Changes after 1989
East German cities have changed dramatically after 1989. There has been shrinkage accompanied by massive investment in urban modernisation: deindustrialisation, urban sprawl, and demographic change are the main causes of the declining population and huge vacancies in central urban areas.
Since the early 1950s, the population of Saxony-Anhalt has continued to decline. German reunification in 1989 strengthened this trend slightly and drastically accelerated it only for a short period. Since 1989, the state lost about 17 percent of its population. The long-term prognosis is that in 2040 Saxony-Anhalt will have only half the population it had in 1950.
Superannuation of the population
Because the younger members of the population continue to move away, the birth rate is sinking and it will continue to do so in the future. At the same time, life expectancy is increasing, which is essentially good news. However, this changes the ratio of labour force to retirees. This effect is to be diluted by gradually raising the retirement age. According to prognoses, by 2025 every third person in Saxony-Anhalt will be a pensioner.
The large-scale industries of the GDR were outdated, and even if modernisation were economically viable, far fewer employees would be required. Most jobs were lost and of the densely networked industrial regions, only isolated industrial "islands" remained. As the large combined industries failed, so too did their social institutions, which had to be taken over by the local authorities. The structural transformation hit the generally mono-industrial structures of the smaller cities in Saxony-Anhalt particularly hard. Their decline was often associated with a loss of an important factor of identification. Job shortages and a lack of perspectives increased migration. At the same time, birth rates dropped and life expectancy rose so that by 2025 around a third of the population of Saxony-Anhalt will be of retirement age. Businesses have increasing difficulties finding skilled workers or apprentices.
The IBA towns and cities have struggled with rising housing vacancy rates since 1990. In order to counteract this, the Urban Restructuring in East Germany programme oversaw the extensive demolition of vacant housing from 2001/02. The declin- ing demand for housing is expected to continue into the future, with a corre- spondingly high demand for demolition.
Relocating and Commuting
In the 1990s, suburbanisation affected all the IBA cities. At the same time, people, especially those from the former industrial centres, began to move to West Germany. The populations of the large cities of Halle (Saale) and Magdeburg have increased minimally in recent times, mainly due to migration from Saxony-Anhalt.

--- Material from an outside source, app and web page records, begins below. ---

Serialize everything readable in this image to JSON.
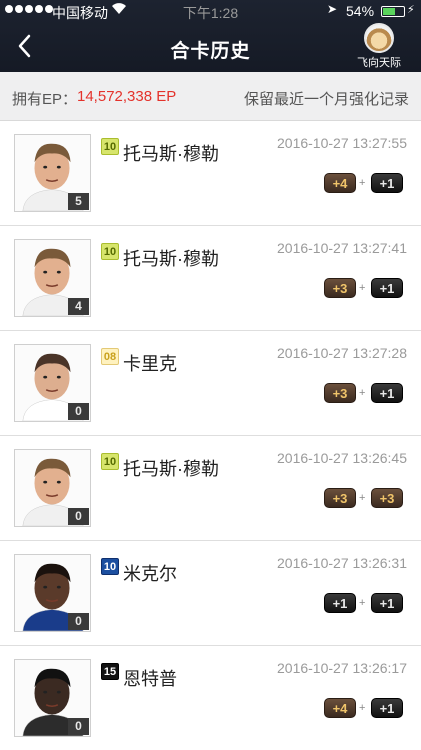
{
  "status_bar": {
    "carrier": "中国移动",
    "time": "下午1:28",
    "battery_pct": "54%",
    "battery_level": 0.54
  },
  "nav": {
    "title": "合卡历史",
    "user_name": "飞向天际"
  },
  "ep": {
    "label": "拥有EP：",
    "value": "14,572,338 EP",
    "note": "保留最近一个月强化记录"
  },
  "records": [
    {
      "level": "5",
      "season": "10",
      "name": "托马斯·穆勒",
      "time": "2016-10-27 13:27:55",
      "chip1": "+4",
      "chip2": "+1",
      "sign": "+"
    },
    {
      "level": "4",
      "season": "10",
      "name": "托马斯·穆勒",
      "time": "2016-10-27 13:27:41",
      "chip1": "+3",
      "chip2": "+1",
      "sign": "+"
    },
    {
      "level": "0",
      "season": "08",
      "name": "卡里克",
      "time": "2016-10-27 13:27:28",
      "chip1": "+3",
      "chip2": "+1",
      "sign": "+"
    },
    {
      "level": "0",
      "season": "10",
      "name": "托马斯·穆勒",
      "time": "2016-10-27 13:26:45",
      "chip1": "+3",
      "chip2": "+3",
      "sign": "+"
    },
    {
      "level": "0",
      "season": "10",
      "name": "米克尔",
      "time": "2016-10-27 13:26:31",
      "chip1": "+1",
      "chip2": "+1",
      "sign": "+"
    },
    {
      "level": "0",
      "season": "15",
      "name": "恩特普",
      "time": "2016-10-27 13:26:17",
      "chip1": "+4",
      "chip2": "+1",
      "sign": "+"
    }
  ],
  "colors": {
    "nav_bg": "#1d2330",
    "ep_value": "#e4322b",
    "timestamp": "#9a9a9a"
  }
}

In the meantime, the improved transportation network allows for longer journeys to and from work and the number of commuters is climbing.
Leibniz-Institut für Länderkunde (IfL), Leipzig 2010
Data: Günter Herfert, design/programming: Sebastian Specht
2025: 1.939.300 (Prognose)
Housing stock: 1.310.900
Vacant housing (2008): 15,5 %